This is a close binary system with an orbital period of 2.6 days and an orbital plane that is oriented nearly face-on.[5] It may be considered an Algol-type semidetached binary. The hotter primary component has a stellar classification of F2 IV,[4] indicating it is an evolving subgiant star that is leaving the main sequence after consuming the hydrogen at its core.

HR 5110 is classified as a RS Canum Venaticorum variable system, primarily due to chromospheric activity in the secondary component.[4] This star has a classification of K0 IV, matching a K-type subgiant star.[4] Based upon the close separation of the pair and the class of the secondary component, that latter is probably filling its roche lobe. This star is most likely the source of the radio emission from this system, and the alignment of this signal is consistent with a polar star spot.[5]

References[edit]
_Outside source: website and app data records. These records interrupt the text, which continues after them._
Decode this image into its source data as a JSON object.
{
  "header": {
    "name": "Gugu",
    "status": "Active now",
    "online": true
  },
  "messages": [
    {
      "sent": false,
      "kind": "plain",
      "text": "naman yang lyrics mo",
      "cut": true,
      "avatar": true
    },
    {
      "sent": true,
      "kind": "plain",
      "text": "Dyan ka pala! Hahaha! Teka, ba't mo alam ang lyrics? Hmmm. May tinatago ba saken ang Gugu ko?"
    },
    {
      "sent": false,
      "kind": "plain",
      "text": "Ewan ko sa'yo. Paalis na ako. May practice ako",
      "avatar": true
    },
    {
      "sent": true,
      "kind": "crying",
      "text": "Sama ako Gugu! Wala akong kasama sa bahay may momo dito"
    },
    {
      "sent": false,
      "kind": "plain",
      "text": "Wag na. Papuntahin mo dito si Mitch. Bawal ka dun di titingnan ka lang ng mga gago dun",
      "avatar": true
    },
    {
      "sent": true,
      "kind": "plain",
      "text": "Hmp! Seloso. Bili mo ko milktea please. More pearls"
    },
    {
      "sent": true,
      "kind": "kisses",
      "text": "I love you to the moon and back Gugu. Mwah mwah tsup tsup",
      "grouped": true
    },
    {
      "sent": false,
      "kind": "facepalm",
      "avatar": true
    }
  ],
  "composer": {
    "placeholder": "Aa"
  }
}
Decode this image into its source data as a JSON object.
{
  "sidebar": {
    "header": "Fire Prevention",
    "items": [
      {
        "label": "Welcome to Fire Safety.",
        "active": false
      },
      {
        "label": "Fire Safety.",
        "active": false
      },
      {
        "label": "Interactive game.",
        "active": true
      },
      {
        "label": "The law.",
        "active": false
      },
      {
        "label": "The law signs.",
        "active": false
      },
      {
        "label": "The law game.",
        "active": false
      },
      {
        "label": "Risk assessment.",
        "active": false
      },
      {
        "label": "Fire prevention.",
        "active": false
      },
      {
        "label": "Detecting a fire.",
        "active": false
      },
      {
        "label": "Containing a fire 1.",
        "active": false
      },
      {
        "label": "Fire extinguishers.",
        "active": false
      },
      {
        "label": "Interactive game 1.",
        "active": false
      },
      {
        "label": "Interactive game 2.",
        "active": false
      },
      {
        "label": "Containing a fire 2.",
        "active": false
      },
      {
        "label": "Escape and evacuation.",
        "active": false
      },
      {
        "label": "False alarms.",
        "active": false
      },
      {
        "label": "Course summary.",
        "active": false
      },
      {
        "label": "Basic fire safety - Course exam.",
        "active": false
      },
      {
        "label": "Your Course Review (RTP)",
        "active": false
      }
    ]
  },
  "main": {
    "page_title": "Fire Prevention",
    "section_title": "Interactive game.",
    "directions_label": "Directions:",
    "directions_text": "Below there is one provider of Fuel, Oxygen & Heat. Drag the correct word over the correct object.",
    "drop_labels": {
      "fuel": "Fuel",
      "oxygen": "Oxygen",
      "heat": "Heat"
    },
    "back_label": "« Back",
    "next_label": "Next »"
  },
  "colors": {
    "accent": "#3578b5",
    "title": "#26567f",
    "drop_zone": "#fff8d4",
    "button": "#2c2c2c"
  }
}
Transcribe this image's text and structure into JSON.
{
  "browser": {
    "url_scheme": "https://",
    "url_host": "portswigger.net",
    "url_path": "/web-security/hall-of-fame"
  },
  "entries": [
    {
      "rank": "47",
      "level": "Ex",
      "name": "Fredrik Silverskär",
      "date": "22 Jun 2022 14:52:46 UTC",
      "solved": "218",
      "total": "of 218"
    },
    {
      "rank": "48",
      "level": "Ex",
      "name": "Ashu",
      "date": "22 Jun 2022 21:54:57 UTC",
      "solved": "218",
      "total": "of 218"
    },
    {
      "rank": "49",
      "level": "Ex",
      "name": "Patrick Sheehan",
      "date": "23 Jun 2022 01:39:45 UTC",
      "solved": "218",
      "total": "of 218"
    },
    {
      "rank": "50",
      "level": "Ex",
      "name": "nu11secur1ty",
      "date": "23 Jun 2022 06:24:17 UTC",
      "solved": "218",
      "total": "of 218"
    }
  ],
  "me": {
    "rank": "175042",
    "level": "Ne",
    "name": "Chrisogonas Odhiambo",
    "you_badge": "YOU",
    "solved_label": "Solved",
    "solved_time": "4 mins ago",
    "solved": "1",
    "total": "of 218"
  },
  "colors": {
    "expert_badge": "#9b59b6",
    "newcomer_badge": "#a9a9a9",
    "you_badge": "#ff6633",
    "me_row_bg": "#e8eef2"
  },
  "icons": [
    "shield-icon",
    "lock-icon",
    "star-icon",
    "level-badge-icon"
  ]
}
  1. ^ a b c d e f van Leeuwen, F. (2007), "Validation of the new Hipparcos reduction", Astronomy and Astrophysics, 474 (2): 653–664, arXiv:0708.1752, Bibcode:2007A&A...474..653V, doi:10.1051/0004-6361:20078357.
  2. ^ a b c d e f g h Anderson, E.; Francis, Ch. (2012), "XHIP: An extended hipparcos compilation", Astronomy Letters, 38 (5): 331, arXiv:1108.4971, Bibcode:2012AstL...38..331A, doi:10.1134/S1063773712050015.
  3. ^ Abt, Helmut A. (2009), "MK Classifications of Spectroscopic Binaries", The Astrophysical Journal Supplement, 180 (1): 117–18, Bibcode:2009ApJS..180..117A, doi:10.1088/0067-0049/180/1/117.
  4. ^ a b c d e Ransom, R. R.; et al. (April 2003), "Very Long Baseline Interferometry Imaging of the RS Canum Venaticorum Binary Star System HR 5110", The Astrophysical Journal, 587 (1): 390–397, arXiv:astro-ph/0301413, Bibcode:2003ApJ...587..390R, doi:10.1086/368070.
  5. ^ a b c d e f g h Abbuhl, E.; Mutel, R. L.; Lynch, C.; Güedel, M. (September 2015), "Radio Astrometry of the Close Active Binary HR5110", The Astrophysical Journal, 811 (1): 8, arXiv:1508.06654, Bibcode:2015ApJ...811...33A, doi:10.1088/0004-637X/811/1/33, 33
  6. ^ a b c David, Trevor J.; Hillenbrand, Lynne A. (2015), "The Ages of Early-Type Stars: Strömgren Photometric Methods Calibrated, Validated, Tested, and Applied to Hosts and Prospective Hosts of Directly Imaged Exoplanets", The Astrophysical Journal, 804 (2): 146, arXiv:1501.03154, Bibcode:2015ApJ...804..146D, doi:10.1088/0004-637X/804/2/146.
  7. ^ "V* BH CVn". SIMBAD. Centre de données astronomiques de Strasbourg. Retrieved 2018-06-07.